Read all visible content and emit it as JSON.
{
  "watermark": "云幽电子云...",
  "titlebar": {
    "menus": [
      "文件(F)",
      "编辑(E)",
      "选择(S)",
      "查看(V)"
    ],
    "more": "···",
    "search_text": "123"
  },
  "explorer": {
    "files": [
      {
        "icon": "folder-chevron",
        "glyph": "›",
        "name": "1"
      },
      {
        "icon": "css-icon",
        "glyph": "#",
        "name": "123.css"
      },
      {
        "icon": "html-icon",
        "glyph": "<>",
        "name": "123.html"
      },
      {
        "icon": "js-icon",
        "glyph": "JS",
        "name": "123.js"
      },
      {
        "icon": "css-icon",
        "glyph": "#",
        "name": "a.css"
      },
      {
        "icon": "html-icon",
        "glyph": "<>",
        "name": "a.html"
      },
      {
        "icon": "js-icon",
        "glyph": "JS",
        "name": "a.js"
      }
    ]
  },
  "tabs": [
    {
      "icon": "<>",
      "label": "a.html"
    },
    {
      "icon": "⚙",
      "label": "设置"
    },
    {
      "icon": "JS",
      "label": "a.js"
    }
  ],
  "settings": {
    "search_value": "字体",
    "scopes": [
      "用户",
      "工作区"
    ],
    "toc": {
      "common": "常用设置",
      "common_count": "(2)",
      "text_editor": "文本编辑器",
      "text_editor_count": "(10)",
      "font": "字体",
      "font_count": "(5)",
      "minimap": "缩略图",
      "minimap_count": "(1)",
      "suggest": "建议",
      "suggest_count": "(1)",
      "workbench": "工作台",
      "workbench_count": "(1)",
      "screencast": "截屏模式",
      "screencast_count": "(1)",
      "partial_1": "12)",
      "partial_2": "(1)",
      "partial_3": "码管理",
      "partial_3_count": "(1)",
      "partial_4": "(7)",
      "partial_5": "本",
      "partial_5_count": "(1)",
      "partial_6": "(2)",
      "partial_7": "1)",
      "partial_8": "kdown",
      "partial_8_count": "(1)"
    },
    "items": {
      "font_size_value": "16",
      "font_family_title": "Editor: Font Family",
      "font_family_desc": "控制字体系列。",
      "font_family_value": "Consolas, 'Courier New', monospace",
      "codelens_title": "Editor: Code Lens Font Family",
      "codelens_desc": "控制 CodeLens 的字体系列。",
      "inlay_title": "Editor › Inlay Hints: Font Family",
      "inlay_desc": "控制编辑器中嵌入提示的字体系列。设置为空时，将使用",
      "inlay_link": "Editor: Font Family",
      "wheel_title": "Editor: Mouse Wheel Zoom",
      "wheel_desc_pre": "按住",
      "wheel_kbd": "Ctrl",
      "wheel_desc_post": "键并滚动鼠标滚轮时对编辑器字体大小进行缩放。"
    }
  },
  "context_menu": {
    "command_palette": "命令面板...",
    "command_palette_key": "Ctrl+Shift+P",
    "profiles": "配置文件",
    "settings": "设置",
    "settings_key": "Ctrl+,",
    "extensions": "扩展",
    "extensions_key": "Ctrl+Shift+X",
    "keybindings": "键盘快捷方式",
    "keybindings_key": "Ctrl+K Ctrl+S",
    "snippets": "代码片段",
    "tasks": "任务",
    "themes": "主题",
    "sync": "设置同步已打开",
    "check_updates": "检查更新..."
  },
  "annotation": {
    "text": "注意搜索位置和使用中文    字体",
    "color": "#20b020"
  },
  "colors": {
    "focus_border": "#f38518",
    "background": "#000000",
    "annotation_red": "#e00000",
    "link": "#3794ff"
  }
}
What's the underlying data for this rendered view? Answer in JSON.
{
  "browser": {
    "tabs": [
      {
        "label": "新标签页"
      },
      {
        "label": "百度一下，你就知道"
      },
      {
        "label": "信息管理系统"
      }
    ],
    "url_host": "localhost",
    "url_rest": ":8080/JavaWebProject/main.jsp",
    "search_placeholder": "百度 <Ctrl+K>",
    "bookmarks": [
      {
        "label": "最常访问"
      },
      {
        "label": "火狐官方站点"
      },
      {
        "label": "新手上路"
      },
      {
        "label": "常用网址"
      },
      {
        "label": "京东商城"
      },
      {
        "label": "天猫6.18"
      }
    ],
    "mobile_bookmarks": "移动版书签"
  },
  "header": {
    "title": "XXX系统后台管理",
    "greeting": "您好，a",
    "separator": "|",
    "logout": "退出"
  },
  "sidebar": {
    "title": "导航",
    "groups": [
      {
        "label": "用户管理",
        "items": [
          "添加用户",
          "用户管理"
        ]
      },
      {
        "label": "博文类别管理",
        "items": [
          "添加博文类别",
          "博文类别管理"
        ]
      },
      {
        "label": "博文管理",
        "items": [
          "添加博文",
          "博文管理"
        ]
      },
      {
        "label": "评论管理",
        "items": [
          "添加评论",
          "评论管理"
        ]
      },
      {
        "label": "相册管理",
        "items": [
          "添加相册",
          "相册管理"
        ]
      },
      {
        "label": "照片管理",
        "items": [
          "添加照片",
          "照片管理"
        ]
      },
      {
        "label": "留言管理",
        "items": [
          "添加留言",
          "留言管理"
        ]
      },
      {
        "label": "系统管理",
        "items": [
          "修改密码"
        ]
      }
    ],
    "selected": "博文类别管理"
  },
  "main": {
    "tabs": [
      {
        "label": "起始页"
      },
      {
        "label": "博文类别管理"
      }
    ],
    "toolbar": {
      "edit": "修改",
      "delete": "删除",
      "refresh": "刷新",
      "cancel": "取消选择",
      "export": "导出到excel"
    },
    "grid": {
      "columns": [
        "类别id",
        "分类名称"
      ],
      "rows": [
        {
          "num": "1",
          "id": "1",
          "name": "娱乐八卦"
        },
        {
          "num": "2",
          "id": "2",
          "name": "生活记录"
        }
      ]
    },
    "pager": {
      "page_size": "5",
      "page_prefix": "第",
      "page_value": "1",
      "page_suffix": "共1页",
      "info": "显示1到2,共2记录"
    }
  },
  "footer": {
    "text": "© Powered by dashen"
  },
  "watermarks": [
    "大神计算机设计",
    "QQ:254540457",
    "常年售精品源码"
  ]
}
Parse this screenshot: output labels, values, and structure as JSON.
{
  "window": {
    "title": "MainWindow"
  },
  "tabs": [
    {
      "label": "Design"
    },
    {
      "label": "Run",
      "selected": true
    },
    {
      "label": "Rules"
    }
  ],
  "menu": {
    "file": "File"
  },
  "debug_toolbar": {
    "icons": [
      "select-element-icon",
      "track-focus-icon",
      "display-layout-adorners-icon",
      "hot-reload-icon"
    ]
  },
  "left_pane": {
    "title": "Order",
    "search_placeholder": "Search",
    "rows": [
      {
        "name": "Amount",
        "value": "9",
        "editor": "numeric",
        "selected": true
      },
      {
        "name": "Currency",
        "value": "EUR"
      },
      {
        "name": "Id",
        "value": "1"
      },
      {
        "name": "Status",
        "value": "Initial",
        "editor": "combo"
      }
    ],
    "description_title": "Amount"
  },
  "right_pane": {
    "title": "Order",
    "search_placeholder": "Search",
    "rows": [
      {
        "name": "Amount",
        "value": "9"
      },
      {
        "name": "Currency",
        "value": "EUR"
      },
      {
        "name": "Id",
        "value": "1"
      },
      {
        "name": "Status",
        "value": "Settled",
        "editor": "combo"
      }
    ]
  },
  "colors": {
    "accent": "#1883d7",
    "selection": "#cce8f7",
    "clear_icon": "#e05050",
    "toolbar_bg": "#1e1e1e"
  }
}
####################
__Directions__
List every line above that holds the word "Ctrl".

__Solution for this exercise__
      "wheel_kbd": "Ctrl",
    "command_palette_key": "Ctrl+Shift+P",
    "settings_key": "Ctrl+,",
    "extensions_key": "Ctrl+Shift+X",
    "keybindings_key": "Ctrl+K Ctrl+S",
    "search_placeholder": "百度 <Ctrl+K>",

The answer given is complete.